### Task directions:
Please reproduce the records below exactly, omitting any pictures they contain.
┌────────
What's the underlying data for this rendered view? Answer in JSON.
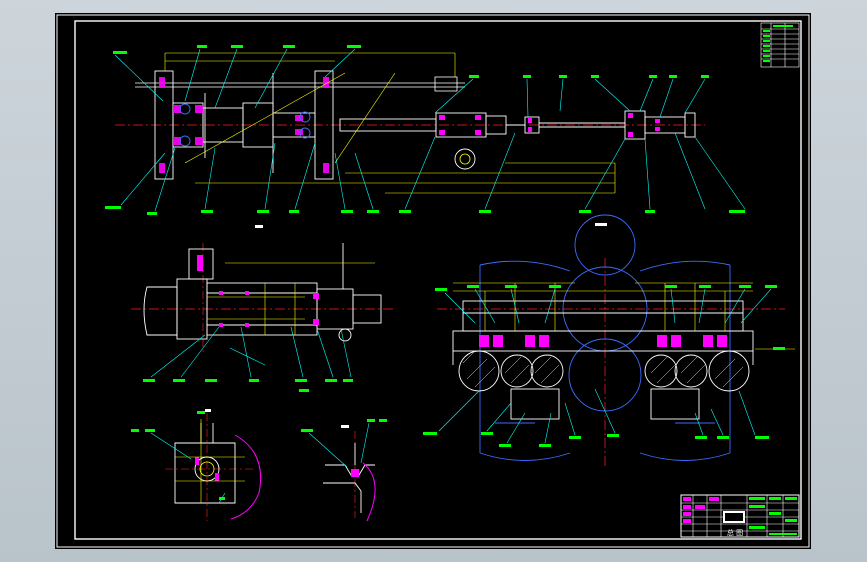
{
  "drawing": {
    "title_block": {
      "name_box": "总图",
      "company": "",
      "sheet_label": "总 图"
    },
    "view_labels": {
      "section_a": "A-A",
      "section_b": "B-B",
      "view_a": "A 向",
      "view_c": "C",
      "view_d": "D"
    },
    "colors": {
      "background": "#000000",
      "border": "#ffffff",
      "lines": "#ffffff",
      "center_lines": "#ff2020",
      "dimensions": "#ffff00",
      "leaders": "#00ffff",
      "hatching": "#ff00ff",
      "parts": "#3c6cff",
      "green": "#00ff00"
    }
  }
}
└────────
### Solution to this exercise:
What's the underlying data for this rendered view? Answer in JSON.
{
  "drawing": {
    "title_block": {
      "name_box": "总图",
      "company": "",
      "sheet_label": "总 图"
    },
    "view_labels": {
      "section_a": "A-A",
      "section_b": "B-B",
      "view_a": "A 向",
      "view_c": "C",
      "view_d": "D"
    },
    "colors": {
      "background": "#000000",
      "border": "#ffffff",
      "lines": "#ffffff",
      "center_lines": "#ff2020",
      "dimensions": "#ffff00",
      "leaders": "#00ffff",
      "hatching": "#ff00ff",
      "parts": "#3c6cff",
      "green": "#00ff00"
    }
  }
}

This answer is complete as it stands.